[Opening Provided records section]

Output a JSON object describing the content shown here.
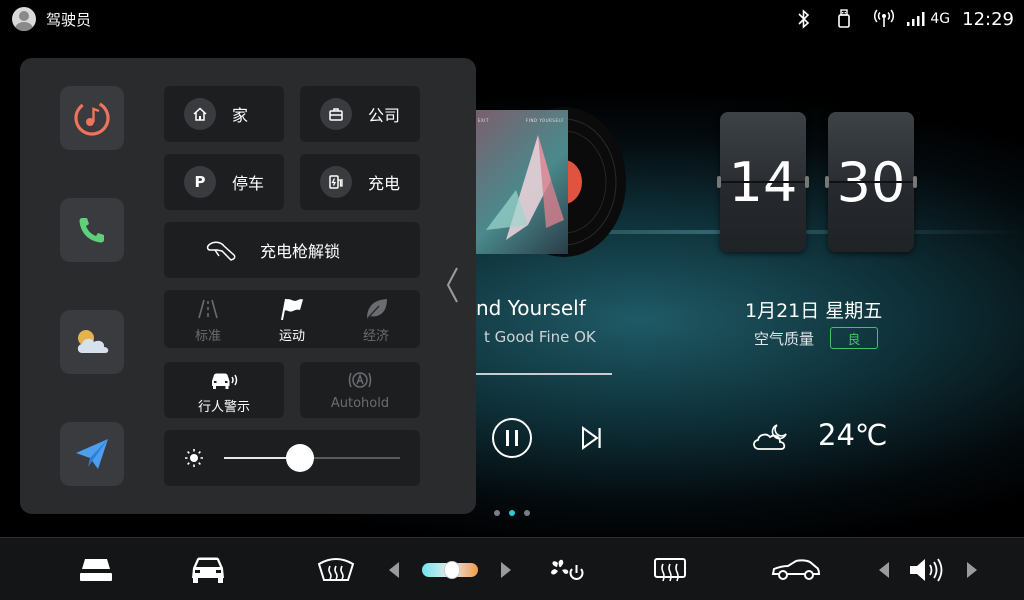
{
  "status_bar": {
    "user_name": "驾驶员",
    "network": "4G",
    "time": "12:29",
    "icons": [
      "bluetooth-icon",
      "usb-drive-icon",
      "wireless-signal-icon",
      "cell-signal-icon"
    ]
  },
  "side_apps": [
    {
      "name": "music-app",
      "icon": "music-disc-icon",
      "color": "#f2735b"
    },
    {
      "name": "phone-app",
      "icon": "phone-icon",
      "color": "#5fd079"
    },
    {
      "name": "weather-app",
      "icon": "cloudy-sun-icon",
      "color": "#e6b24d"
    },
    {
      "name": "navigation-app",
      "icon": "paper-plane-icon",
      "color": "#4e9ef0"
    }
  ],
  "quick_destinations": {
    "home": {
      "label": "家",
      "icon": "home-icon"
    },
    "company": {
      "label": "公司",
      "icon": "briefcase-icon"
    },
    "parking": {
      "label": "停车",
      "glyph": "P"
    },
    "charging": {
      "label": "充电",
      "icon": "charging-station-icon"
    }
  },
  "charge_unlock": {
    "label": "充电枪解锁",
    "icon": "charging-gun-icon"
  },
  "drive_modes": {
    "selected": "运动",
    "items": [
      {
        "label": "标准",
        "icon": "road-icon"
      },
      {
        "label": "运动",
        "icon": "flag-icon"
      },
      {
        "label": "经济",
        "icon": "leaf-icon"
      }
    ]
  },
  "pedestrian_warning": {
    "label": "行人警示",
    "icon": "car-sound-icon"
  },
  "autohold": {
    "label": "Autohold",
    "icon": "autohold-icon"
  },
  "brightness": {
    "icon": "sun-icon",
    "value_fraction": 0.43
  },
  "music": {
    "title": "nd Yourself",
    "artist": "t Good Fine OK",
    "album_text_left": "EXIT",
    "album_text_right": "FIND YOURSELF",
    "progress_fraction": 1.0
  },
  "clock_widget": {
    "hour": "14",
    "minute": "30"
  },
  "date_text": "1月21日  星期五",
  "air_quality": {
    "label": "空气质量",
    "value": "良",
    "color": "#44c16a"
  },
  "weather": {
    "temperature": "24℃",
    "icon": "cloudy-night-icon"
  },
  "page_dots": {
    "count": 3,
    "active": 1,
    "active_color": "#2ec7d6"
  },
  "dock": {
    "items": [
      "home-icon",
      "car-icon",
      "front-defrost-icon",
      "temp-slider",
      "fan-power-icon",
      "rear-defrost-icon",
      "car-side-icon",
      "volume-icon"
    ]
  },
  "colors": {
    "panel_bg": "#2a2b2d",
    "tile_bg": "#1d1e20",
    "accent": "#2ec7d6"
  }
}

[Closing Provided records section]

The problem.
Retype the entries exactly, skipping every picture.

Exercise answer.
Output a JSON object describing the content shown here.
{
  "status_bar": {
    "user_name": "驾驶员",
    "network": "4G",
    "time": "12:29",
    "icons": [
      "bluetooth-icon",
      "usb-drive-icon",
      "wireless-signal-icon",
      "cell-signal-icon"
    ]
  },
  "side_apps": [
    {
      "name": "music-app",
      "icon": "music-disc-icon",
      "color": "#f2735b"
    },
    {
      "name": "phone-app",
      "icon": "phone-icon",
      "color": "#5fd079"
    },
    {
      "name": "weather-app",
      "icon": "cloudy-sun-icon",
      "color": "#e6b24d"
    },
    {
      "name": "navigation-app",
      "icon": "paper-plane-icon",
      "color": "#4e9ef0"
    }
  ],
  "quick_destinations": {
    "home": {
      "label": "家",
      "icon": "home-icon"
    },
    "company": {
      "label": "公司",
      "icon": "briefcase-icon"
    },
    "parking": {
      "label": "停车",
      "glyph": "P"
    },
    "charging": {
      "label": "充电",
      "icon": "charging-station-icon"
    }
  },
  "charge_unlock": {
    "label": "充电枪解锁",
    "icon": "charging-gun-icon"
  },
  "drive_modes": {
    "selected": "运动",
    "items": [
      {
        "label": "标准",
        "icon": "road-icon"
      },
      {
        "label": "运动",
        "icon": "flag-icon"
      },
      {
        "label": "经济",
        "icon": "leaf-icon"
      }
    ]
  },
  "pedestrian_warning": {
    "label": "行人警示",
    "icon": "car-sound-icon"
  },
  "autohold": {
    "label": "Autohold",
    "icon": "autohold-icon"
  },
  "brightness": {
    "icon": "sun-icon",
    "value_fraction": 0.43
  },
  "music": {
    "title": "nd Yourself",
    "artist": "t Good Fine OK",
    "album_text_left": "EXIT",
    "album_text_right": "FIND YOURSELF",
    "progress_fraction": 1.0
  },
  "clock_widget": {
    "hour": "14",
    "minute": "30"
  },
  "date_text": "1月21日  星期五",
  "air_quality": {
    "label": "空气质量",
    "value": "良",
    "color": "#44c16a"
  },
  "weather": {
    "temperature": "24℃",
    "icon": "cloudy-night-icon"
  },
  "page_dots": {
    "count": 3,
    "active": 1,
    "active_color": "#2ec7d6"
  },
  "dock": {
    "items": [
      "home-icon",
      "car-icon",
      "front-defrost-icon",
      "temp-slider",
      "fan-power-icon",
      "rear-defrost-icon",
      "car-side-icon",
      "volume-icon"
    ]
  },
  "colors": {
    "panel_bg": "#2a2b2d",
    "tile_bg": "#1d1e20",
    "accent": "#2ec7d6"
  }
}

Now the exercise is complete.